And it ain’t doing much for the environment. Early Oatly adverts also suggested that by drinking oat milk instead of dairy you personally can save a whopping 73% of your total greenhouse emissions. No, you cannot. The claim is based on Oatly’s estimate that their milk generates 0.44kg of CO2 per litre compared to dairy milk’s 1.58kg. This figure is based on methane metrics that have been shown to be biased against animal foods, ignore the fact that dairy cows also end up in the human food chain as meat (reducing other CO2 food demands), and do not account for livestock pasture’s carbon sequestration.
Then you have the overwhelming problem in standard calculations of how much greenhouse gas food emits: the sums are based on gas per food kilos or food calories. Calculations based on food quality, rather than quantity, make for very different answers. As Jayne Buxton notes in her comprehensive survey of vegan food, The Great Plant-Based Con (2022), when the metric used is CO2 per micronutrient content, the footprint of dairy milk is less than a third of that of oat milk.
Alternative milk is not a milk equivalent. Oatly claims in its adverts that its product is “like milk, but made for humans”. Made in a machine, that is. It is weak nutritional stuff. Typically, dairy milk naturally provides protein, calcium, vitamin D, vitamin A, phosphorus, vitamin B 12, riboflavin, potassium, the list goes on; a glass of original oat milk typically has calcium, vitamin D, vitamin A, riboflavin and iron — all, apart from the last, added artificially. Oh, and in the case of Oatly, the “milk” comes with added rape seed oil, phosphates (linked to kidney disease) and sugar. After being called out by Campbell Soup, of all people, Oatly deftly decided to stop marketing its oat milks as containing “no added sugars”, because its convoluted ultra-production process — in that inhuman machine — breaks down oat starch into simple sugars, primarily maltose. So you get 7g of sugar with a single serving of Oatly Original. Hence US blogger Nat Eliason’s famous assertion that Oatly is “The New Coke”.

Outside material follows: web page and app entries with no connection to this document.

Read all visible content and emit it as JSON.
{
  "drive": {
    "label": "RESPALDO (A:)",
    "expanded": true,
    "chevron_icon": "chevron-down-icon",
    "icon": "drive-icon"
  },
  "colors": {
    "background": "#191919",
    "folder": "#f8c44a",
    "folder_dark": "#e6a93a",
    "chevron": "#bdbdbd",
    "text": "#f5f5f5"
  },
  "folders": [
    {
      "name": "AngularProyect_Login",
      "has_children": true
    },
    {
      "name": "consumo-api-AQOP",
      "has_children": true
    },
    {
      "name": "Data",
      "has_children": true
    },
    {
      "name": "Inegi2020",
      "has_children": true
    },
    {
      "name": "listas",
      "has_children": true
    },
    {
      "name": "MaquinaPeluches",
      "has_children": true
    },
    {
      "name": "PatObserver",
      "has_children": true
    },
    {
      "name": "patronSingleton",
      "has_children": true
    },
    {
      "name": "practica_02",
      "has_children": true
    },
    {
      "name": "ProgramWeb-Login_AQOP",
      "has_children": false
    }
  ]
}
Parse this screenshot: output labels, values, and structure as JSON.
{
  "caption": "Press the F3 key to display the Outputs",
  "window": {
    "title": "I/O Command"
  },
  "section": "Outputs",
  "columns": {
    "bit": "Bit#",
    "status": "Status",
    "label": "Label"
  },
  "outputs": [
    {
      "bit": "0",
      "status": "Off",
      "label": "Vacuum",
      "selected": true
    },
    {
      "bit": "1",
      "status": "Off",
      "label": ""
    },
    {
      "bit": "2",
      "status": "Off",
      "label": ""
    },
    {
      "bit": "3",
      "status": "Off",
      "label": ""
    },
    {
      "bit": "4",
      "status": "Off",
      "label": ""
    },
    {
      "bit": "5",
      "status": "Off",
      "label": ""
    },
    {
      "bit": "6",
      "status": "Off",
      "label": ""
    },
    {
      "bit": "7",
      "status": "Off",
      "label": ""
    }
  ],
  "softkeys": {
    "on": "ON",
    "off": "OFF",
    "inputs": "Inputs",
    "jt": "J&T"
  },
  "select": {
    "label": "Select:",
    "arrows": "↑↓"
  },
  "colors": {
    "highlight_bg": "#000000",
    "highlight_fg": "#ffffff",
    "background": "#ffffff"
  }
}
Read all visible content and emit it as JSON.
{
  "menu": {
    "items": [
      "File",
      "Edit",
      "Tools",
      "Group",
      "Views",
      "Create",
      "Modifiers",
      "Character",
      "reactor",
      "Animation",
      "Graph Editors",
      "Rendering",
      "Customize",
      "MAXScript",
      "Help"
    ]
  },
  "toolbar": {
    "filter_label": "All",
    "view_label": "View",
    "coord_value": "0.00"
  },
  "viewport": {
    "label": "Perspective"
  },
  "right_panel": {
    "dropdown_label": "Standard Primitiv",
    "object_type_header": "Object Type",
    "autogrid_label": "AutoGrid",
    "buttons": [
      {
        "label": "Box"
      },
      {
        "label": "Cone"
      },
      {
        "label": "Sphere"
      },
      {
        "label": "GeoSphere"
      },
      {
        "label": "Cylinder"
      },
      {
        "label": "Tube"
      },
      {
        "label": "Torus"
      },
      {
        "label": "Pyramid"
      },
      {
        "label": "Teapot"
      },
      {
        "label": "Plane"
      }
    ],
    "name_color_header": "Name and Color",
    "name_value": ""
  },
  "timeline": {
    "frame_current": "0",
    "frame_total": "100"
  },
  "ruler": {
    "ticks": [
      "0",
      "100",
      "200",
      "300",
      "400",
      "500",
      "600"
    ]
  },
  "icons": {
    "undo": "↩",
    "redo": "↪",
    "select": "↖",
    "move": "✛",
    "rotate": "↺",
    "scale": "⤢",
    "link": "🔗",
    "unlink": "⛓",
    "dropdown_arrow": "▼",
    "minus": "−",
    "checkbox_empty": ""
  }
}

People are getting rich off the faux white stuff. Although Oatly promotes itself as a folksy, right-on, climate-change-busting start-up, it is a $2 billion business, the world’s largest oat milk company. Top investors include that well-known friend of the people Goldman Sachs, and the equity group Blackstone. According to Bloomberg, the CEO of Blackstone, Stephen Schwarzman, donated $3.7 million to Super Pac America First Nation, which supported the reelection of Donald Trump. This is the Trump whose administration took more than 130 separate steps to stop fighting climate change.
Elsewhere, one of Oatly’s most recent commercial initiatives has been to partner with the German petrol station network Aral, to launch the Oatly Barista Edition in approximately 1,250 of Aral’s sites. In other words Oatly, whose Number 1 “Pillar of Action” is “to drive a shift toward more sustainable, low-emission practices”, has done a deal with sellers of… petrol.
That loud sound from the meadow just down the lane? Daisy the cow, natural maker of milk for humans for 6000 years, laughing her hooves off at the stupidity and gullability of humans. I’ve just told her a joke. It’s the one about alt-milk.